▼

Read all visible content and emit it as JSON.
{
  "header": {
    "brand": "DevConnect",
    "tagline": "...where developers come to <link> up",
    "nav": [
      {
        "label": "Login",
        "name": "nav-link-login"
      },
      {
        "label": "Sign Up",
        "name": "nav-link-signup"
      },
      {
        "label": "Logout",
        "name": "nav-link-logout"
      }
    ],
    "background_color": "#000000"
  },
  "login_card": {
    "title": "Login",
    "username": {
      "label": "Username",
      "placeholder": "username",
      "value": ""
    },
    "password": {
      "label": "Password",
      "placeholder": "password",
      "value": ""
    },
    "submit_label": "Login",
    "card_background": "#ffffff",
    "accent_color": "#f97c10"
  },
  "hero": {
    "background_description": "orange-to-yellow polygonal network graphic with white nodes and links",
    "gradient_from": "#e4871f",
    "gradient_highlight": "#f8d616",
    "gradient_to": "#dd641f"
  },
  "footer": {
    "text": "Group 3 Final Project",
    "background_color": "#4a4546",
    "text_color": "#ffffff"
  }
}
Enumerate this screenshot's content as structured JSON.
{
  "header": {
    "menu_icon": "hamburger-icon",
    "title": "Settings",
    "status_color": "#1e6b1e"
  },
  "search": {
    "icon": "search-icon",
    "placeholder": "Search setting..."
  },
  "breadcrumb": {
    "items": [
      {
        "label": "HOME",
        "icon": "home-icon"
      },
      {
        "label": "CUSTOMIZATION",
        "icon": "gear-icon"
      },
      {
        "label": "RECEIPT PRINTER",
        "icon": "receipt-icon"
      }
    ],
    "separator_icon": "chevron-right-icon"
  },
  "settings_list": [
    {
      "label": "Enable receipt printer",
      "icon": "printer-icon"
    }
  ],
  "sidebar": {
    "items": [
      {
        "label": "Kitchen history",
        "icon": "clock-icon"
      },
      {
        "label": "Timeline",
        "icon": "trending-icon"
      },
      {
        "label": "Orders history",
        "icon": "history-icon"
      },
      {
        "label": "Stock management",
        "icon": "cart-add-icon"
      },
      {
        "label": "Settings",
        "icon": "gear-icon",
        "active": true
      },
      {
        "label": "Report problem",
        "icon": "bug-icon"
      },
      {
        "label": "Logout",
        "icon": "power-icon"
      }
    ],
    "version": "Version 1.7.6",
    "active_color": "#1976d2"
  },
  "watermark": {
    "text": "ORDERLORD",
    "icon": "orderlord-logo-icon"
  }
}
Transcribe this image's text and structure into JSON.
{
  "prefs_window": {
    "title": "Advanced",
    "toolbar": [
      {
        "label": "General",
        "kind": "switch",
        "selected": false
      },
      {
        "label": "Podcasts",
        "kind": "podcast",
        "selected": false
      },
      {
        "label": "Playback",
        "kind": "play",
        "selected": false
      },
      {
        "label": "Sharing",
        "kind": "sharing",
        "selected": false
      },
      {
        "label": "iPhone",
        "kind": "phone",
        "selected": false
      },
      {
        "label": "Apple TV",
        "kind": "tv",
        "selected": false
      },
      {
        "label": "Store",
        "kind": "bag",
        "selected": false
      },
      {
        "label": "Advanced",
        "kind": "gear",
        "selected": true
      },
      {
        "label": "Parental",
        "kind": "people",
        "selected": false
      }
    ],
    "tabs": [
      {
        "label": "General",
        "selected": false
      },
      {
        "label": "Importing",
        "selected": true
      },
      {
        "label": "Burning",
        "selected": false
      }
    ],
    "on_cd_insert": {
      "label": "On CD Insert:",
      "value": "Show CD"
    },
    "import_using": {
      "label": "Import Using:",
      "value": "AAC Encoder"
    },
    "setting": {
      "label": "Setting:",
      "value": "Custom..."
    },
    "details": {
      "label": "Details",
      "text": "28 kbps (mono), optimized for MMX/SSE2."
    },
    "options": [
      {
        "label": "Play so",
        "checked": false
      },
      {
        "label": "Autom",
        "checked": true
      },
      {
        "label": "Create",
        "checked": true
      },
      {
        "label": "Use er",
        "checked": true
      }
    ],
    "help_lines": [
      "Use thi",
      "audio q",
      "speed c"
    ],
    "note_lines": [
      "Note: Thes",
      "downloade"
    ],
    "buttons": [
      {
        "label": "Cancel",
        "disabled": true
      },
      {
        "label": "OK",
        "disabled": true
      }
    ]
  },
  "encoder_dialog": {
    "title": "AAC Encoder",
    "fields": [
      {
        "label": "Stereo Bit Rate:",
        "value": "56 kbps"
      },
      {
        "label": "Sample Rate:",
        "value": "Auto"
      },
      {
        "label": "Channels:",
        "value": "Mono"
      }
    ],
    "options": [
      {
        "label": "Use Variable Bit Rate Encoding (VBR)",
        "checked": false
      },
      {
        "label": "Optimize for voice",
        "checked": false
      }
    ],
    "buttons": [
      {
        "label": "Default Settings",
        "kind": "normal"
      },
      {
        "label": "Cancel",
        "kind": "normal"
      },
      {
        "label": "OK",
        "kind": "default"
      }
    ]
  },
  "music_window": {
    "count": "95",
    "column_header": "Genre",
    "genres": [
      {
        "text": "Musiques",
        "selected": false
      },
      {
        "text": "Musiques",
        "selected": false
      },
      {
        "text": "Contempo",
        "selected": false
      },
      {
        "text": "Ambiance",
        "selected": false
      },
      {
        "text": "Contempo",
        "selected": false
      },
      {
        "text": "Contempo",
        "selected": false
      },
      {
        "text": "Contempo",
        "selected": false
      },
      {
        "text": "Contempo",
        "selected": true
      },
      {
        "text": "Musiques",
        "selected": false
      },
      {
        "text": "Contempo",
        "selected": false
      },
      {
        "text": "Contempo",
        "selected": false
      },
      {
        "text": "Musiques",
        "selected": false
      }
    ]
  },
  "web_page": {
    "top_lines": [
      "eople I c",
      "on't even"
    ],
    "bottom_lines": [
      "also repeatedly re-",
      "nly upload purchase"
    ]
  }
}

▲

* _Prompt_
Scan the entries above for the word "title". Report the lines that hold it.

* _Finished task_
    "title": "Login",
    "title": "Settings",
    "title": "Advanced",
    "title": "AAC Encoder",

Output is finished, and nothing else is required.